_Problem description_: Your answer should be each line of the entries that contains the word "Quotation", copied in full.

_Given data_:
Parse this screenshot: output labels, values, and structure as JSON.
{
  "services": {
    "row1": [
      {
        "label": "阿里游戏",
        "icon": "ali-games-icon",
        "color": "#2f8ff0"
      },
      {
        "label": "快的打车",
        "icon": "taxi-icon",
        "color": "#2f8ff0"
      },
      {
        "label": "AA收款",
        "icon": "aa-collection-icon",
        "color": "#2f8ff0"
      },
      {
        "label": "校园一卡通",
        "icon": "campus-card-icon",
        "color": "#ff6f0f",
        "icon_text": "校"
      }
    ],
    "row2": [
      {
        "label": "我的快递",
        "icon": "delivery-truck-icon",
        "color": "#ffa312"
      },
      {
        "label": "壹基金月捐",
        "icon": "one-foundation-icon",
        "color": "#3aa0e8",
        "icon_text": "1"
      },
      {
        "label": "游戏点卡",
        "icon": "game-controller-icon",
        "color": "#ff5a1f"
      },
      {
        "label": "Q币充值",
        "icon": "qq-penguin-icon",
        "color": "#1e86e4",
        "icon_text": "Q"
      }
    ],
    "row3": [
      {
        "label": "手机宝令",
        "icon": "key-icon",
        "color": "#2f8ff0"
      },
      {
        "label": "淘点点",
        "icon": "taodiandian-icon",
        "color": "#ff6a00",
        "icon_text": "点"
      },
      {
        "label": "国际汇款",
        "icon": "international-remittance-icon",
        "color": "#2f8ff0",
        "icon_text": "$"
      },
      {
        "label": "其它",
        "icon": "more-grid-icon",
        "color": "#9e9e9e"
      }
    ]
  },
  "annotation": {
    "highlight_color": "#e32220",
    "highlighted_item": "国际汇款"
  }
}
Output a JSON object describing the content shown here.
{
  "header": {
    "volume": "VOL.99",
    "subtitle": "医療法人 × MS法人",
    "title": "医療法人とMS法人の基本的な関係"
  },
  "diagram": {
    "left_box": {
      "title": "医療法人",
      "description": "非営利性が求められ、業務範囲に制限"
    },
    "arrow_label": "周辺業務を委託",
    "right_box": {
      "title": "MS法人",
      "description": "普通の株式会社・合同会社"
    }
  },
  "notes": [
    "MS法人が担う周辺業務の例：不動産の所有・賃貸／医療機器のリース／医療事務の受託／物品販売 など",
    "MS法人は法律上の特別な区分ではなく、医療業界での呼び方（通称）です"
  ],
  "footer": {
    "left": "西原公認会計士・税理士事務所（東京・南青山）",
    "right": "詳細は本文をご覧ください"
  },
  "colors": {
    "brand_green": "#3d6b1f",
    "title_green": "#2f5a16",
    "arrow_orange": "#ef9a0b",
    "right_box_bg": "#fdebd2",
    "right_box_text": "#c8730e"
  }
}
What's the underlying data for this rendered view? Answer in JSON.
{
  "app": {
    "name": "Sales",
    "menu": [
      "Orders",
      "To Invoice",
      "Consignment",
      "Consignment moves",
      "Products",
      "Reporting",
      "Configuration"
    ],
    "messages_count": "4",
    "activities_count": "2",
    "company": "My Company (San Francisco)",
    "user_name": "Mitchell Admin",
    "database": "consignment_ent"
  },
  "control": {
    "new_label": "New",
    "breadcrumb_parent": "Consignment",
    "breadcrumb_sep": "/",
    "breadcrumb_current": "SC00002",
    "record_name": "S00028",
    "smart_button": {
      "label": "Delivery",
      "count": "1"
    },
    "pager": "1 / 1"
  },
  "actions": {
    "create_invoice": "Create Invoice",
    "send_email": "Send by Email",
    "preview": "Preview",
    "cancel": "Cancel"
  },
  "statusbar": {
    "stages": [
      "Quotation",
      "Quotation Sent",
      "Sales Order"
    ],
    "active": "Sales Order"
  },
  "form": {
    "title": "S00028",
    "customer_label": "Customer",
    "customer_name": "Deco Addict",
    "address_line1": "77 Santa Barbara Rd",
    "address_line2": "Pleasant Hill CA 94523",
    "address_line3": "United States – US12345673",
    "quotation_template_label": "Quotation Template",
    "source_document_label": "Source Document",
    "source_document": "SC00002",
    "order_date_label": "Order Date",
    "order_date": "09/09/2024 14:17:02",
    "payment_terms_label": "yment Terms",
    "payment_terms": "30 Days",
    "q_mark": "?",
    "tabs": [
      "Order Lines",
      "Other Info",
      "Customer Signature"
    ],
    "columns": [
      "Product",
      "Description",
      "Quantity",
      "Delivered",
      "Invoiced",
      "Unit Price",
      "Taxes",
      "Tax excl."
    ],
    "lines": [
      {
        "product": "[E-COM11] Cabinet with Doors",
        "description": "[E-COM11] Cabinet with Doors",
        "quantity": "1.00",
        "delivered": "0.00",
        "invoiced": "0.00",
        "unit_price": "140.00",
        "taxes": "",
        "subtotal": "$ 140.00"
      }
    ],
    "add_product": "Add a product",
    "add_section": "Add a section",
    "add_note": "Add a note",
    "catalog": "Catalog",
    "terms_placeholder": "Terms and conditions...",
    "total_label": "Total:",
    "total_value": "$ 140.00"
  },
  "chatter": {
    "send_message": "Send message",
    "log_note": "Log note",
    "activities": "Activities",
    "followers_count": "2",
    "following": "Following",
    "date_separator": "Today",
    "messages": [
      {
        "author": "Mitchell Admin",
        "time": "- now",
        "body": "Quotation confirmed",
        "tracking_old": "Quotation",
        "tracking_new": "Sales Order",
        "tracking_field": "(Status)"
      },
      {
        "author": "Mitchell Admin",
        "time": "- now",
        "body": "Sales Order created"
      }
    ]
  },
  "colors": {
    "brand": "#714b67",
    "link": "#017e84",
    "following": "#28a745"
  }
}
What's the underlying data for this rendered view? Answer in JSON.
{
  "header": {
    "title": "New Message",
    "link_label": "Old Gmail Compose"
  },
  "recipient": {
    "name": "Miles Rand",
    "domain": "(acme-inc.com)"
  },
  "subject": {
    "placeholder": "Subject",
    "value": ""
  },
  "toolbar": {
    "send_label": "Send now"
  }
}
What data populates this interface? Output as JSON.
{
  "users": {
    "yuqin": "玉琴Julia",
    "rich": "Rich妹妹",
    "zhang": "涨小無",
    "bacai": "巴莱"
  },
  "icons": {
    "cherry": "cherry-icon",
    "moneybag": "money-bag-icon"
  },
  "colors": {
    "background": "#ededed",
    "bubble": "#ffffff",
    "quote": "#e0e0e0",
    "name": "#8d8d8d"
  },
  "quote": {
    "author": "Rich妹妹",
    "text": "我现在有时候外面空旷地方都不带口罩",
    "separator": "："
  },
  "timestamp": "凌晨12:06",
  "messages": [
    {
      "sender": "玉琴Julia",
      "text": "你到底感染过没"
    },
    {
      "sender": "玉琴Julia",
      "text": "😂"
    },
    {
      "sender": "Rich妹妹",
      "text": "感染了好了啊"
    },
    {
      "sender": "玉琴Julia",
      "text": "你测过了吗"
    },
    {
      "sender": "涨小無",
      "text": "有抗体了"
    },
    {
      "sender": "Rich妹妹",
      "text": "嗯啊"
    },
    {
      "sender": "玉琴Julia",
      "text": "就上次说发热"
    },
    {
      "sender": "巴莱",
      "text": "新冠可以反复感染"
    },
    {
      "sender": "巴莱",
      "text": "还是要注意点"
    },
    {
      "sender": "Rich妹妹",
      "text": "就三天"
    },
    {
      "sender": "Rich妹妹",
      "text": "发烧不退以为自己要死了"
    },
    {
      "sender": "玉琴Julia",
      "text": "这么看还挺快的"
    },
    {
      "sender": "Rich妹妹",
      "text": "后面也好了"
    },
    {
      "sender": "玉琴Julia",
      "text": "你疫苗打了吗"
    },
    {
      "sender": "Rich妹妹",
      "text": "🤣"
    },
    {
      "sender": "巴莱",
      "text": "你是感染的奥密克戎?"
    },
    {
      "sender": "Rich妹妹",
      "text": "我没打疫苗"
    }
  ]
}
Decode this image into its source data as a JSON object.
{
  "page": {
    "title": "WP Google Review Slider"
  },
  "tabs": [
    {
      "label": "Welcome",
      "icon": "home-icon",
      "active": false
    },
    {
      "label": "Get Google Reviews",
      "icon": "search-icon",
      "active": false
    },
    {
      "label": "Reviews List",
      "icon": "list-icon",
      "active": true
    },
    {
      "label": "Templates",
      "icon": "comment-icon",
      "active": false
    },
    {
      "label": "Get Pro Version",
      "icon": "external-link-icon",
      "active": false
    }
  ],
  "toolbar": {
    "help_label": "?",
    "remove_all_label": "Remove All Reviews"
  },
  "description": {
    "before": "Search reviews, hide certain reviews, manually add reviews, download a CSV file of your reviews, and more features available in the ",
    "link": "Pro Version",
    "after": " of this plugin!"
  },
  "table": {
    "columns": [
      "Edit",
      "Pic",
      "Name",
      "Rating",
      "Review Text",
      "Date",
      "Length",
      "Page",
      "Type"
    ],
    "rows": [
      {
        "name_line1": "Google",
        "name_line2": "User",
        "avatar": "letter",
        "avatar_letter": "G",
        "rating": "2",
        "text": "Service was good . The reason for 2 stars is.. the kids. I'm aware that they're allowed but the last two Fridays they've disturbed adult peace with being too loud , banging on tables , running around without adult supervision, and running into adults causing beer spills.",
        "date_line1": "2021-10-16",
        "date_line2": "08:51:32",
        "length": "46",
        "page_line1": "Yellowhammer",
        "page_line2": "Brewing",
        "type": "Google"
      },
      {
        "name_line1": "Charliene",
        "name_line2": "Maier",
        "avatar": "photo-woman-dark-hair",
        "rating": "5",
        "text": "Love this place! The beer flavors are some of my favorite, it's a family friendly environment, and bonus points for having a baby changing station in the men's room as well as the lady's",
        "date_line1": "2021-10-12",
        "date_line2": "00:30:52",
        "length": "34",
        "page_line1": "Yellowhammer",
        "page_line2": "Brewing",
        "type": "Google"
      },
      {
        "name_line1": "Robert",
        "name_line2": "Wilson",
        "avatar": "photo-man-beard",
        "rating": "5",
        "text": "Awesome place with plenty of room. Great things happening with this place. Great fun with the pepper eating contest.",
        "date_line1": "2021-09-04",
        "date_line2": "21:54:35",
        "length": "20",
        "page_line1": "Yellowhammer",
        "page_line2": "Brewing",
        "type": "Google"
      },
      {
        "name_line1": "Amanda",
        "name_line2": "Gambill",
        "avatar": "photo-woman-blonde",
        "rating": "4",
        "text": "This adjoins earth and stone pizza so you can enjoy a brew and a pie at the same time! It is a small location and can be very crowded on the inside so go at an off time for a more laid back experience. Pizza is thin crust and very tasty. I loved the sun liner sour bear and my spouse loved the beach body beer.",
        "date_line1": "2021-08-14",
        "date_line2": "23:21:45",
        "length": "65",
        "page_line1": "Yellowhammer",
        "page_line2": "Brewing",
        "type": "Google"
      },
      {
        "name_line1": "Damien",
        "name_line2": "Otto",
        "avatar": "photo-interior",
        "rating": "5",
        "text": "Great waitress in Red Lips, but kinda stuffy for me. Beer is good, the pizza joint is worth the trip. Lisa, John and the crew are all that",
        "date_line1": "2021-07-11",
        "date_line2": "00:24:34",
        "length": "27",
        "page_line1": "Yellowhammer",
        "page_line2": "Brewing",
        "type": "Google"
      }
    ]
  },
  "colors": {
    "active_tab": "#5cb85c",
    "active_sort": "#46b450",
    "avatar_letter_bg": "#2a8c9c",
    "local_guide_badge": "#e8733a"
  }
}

_Solution to this exercise_:
      "Quotation",
      "Quotation Sent",
    "quotation_template_label": "Quotation Template",
        "body": "Quotation confirmed",
        "tracking_old": "Quotation",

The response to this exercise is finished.